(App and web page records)
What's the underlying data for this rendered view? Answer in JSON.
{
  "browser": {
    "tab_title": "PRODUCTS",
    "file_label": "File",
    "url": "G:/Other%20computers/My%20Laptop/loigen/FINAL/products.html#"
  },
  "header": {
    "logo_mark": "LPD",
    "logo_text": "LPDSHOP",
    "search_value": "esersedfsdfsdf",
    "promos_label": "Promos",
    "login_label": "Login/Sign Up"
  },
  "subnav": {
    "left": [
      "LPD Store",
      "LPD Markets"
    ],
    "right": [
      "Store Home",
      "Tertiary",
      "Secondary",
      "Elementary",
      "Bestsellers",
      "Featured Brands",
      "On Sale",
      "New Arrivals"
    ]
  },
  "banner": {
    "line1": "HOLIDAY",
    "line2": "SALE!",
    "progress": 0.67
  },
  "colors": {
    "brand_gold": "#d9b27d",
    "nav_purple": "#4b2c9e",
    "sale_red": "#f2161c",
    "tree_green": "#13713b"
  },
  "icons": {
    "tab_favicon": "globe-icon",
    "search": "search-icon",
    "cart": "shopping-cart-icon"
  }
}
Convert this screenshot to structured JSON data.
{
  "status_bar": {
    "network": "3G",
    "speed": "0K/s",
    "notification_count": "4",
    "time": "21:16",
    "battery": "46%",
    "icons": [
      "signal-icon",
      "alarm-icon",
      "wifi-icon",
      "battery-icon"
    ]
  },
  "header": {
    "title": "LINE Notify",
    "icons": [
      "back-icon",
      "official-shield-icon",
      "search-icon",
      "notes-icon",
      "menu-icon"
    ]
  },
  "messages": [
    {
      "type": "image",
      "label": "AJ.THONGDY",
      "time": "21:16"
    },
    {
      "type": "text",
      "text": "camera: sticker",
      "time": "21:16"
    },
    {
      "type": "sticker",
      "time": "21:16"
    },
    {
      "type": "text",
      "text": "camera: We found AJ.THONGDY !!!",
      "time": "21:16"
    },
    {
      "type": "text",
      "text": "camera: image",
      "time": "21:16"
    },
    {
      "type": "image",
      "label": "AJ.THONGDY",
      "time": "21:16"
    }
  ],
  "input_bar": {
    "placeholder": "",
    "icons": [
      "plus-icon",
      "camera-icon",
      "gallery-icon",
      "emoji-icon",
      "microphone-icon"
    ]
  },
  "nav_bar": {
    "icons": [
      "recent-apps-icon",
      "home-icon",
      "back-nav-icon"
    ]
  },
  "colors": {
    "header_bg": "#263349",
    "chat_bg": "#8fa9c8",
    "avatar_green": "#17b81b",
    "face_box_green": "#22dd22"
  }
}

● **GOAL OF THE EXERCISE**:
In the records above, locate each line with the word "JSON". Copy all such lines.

● **EXERCISE RESPONSE**:
What's the underlying data for this rendered view? Answer in JSON.
Convert this screenshot to structured JSON data.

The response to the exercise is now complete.